**Brief**. Every entry should come back exactly as written, minus the pictures.

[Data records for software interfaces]
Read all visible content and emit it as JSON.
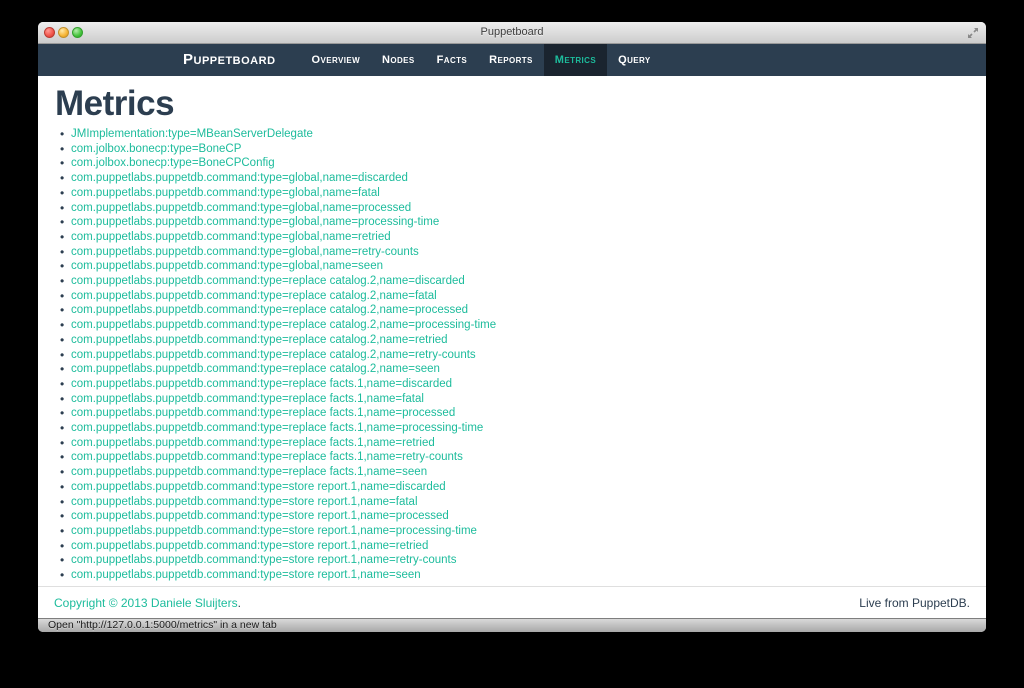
{
  "window": {
    "title": "Puppetboard",
    "status_bar": "Open \"http://127.0.0.1:5000/metrics\" in a new tab"
  },
  "navbar": {
    "brand": "Puppetboard",
    "items": [
      {
        "label": "Overview",
        "active": false
      },
      {
        "label": "Nodes",
        "active": false
      },
      {
        "label": "Facts",
        "active": false
      },
      {
        "label": "Reports",
        "active": false
      },
      {
        "label": "Metrics",
        "active": true
      },
      {
        "label": "Query",
        "active": false
      }
    ]
  },
  "page": {
    "title": "Metrics",
    "metrics": [
      "JMImplementation:type=MBeanServerDelegate",
      "com.jolbox.bonecp:type=BoneCP",
      "com.jolbox.bonecp:type=BoneCPConfig",
      "com.puppetlabs.puppetdb.command:type=global,name=discarded",
      "com.puppetlabs.puppetdb.command:type=global,name=fatal",
      "com.puppetlabs.puppetdb.command:type=global,name=processed",
      "com.puppetlabs.puppetdb.command:type=global,name=processing-time",
      "com.puppetlabs.puppetdb.command:type=global,name=retried",
      "com.puppetlabs.puppetdb.command:type=global,name=retry-counts",
      "com.puppetlabs.puppetdb.command:type=global,name=seen",
      "com.puppetlabs.puppetdb.command:type=replace catalog.2,name=discarded",
      "com.puppetlabs.puppetdb.command:type=replace catalog.2,name=fatal",
      "com.puppetlabs.puppetdb.command:type=replace catalog.2,name=processed",
      "com.puppetlabs.puppetdb.command:type=replace catalog.2,name=processing-time",
      "com.puppetlabs.puppetdb.command:type=replace catalog.2,name=retried",
      "com.puppetlabs.puppetdb.command:type=replace catalog.2,name=retry-counts",
      "com.puppetlabs.puppetdb.command:type=replace catalog.2,name=seen",
      "com.puppetlabs.puppetdb.command:type=replace facts.1,name=discarded",
      "com.puppetlabs.puppetdb.command:type=replace facts.1,name=fatal",
      "com.puppetlabs.puppetdb.command:type=replace facts.1,name=processed",
      "com.puppetlabs.puppetdb.command:type=replace facts.1,name=processing-time",
      "com.puppetlabs.puppetdb.command:type=replace facts.1,name=retried",
      "com.puppetlabs.puppetdb.command:type=replace facts.1,name=retry-counts",
      "com.puppetlabs.puppetdb.command:type=replace facts.1,name=seen",
      "com.puppetlabs.puppetdb.command:type=store report.1,name=discarded",
      "com.puppetlabs.puppetdb.command:type=store report.1,name=fatal",
      "com.puppetlabs.puppetdb.command:type=store report.1,name=processed",
      "com.puppetlabs.puppetdb.command:type=store report.1,name=processing-time",
      "com.puppetlabs.puppetdb.command:type=store report.1,name=retried",
      "com.puppetlabs.puppetdb.command:type=store report.1,name=retry-counts",
      "com.puppetlabs.puppetdb.command:type=store report.1,name=seen"
    ]
  },
  "footer": {
    "copyright": "Copyright © 2013 Daniele Sluijters",
    "period": ".",
    "right": "Live from PuppetDB."
  },
  "colors": {
    "accent": "#1dbc9c",
    "navbar_bg": "#2c3e50",
    "navbar_active_bg": "#1a242f",
    "heading": "#2c3e50"
  }
}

**Answer for the task**.
Read all visible content and emit it as JSON.
{
  "window": {
    "title": "Puppetboard",
    "status_bar": "Open \"http://127.0.0.1:5000/metrics\" in a new tab"
  },
  "navbar": {
    "brand": "Puppetboard",
    "items": [
      {
        "label": "Overview",
        "active": false
      },
      {
        "label": "Nodes",
        "active": false
      },
      {
        "label": "Facts",
        "active": false
      },
      {
        "label": "Reports",
        "active": false
      },
      {
        "label": "Metrics",
        "active": true
      },
      {
        "label": "Query",
        "active": false
      }
    ]
  },
  "page": {
    "title": "Metrics",
    "metrics": [
      "JMImplementation:type=MBeanServerDelegate",
      "com.jolbox.bonecp:type=BoneCP",
      "com.jolbox.bonecp:type=BoneCPConfig",
      "com.puppetlabs.puppetdb.command:type=global,name=discarded",
      "com.puppetlabs.puppetdb.command:type=global,name=fatal",
      "com.puppetlabs.puppetdb.command:type=global,name=processed",
      "com.puppetlabs.puppetdb.command:type=global,name=processing-time",
      "com.puppetlabs.puppetdb.command:type=global,name=retried",
      "com.puppetlabs.puppetdb.command:type=global,name=retry-counts",
      "com.puppetlabs.puppetdb.command:type=global,name=seen",
      "com.puppetlabs.puppetdb.command:type=replace catalog.2,name=discarded",
      "com.puppetlabs.puppetdb.command:type=replace catalog.2,name=fatal",
      "com.puppetlabs.puppetdb.command:type=replace catalog.2,name=processed",
      "com.puppetlabs.puppetdb.command:type=replace catalog.2,name=processing-time",
      "com.puppetlabs.puppetdb.command:type=replace catalog.2,name=retried",
      "com.puppetlabs.puppetdb.command:type=replace catalog.2,name=retry-counts",
      "com.puppetlabs.puppetdb.command:type=replace catalog.2,name=seen",
      "com.puppetlabs.puppetdb.command:type=replace facts.1,name=discarded",
      "com.puppetlabs.puppetdb.command:type=replace facts.1,name=fatal",
      "com.puppetlabs.puppetdb.command:type=replace facts.1,name=processed",
      "com.puppetlabs.puppetdb.command:type=replace facts.1,name=processing-time",
      "com.puppetlabs.puppetdb.command:type=replace facts.1,name=retried",
      "com.puppetlabs.puppetdb.command:type=replace facts.1,name=retry-counts",
      "com.puppetlabs.puppetdb.command:type=replace facts.1,name=seen",
      "com.puppetlabs.puppetdb.command:type=store report.1,name=discarded",
      "com.puppetlabs.puppetdb.command:type=store report.1,name=fatal",
      "com.puppetlabs.puppetdb.command:type=store report.1,name=processed",
      "com.puppetlabs.puppetdb.command:type=store report.1,name=processing-time",
      "com.puppetlabs.puppetdb.command:type=store report.1,name=retried",
      "com.puppetlabs.puppetdb.command:type=store report.1,name=retry-counts",
      "com.puppetlabs.puppetdb.command:type=store report.1,name=seen"
    ]
  },
  "footer": {
    "copyright": "Copyright © 2013 Daniele Sluijters",
    "period": ".",
    "right": "Live from PuppetDB."
  },
  "colors": {
    "accent": "#1dbc9c",
    "navbar_bg": "#2c3e50",
    "navbar_active_bg": "#1a242f",
    "heading": "#2c3e50"
  }
}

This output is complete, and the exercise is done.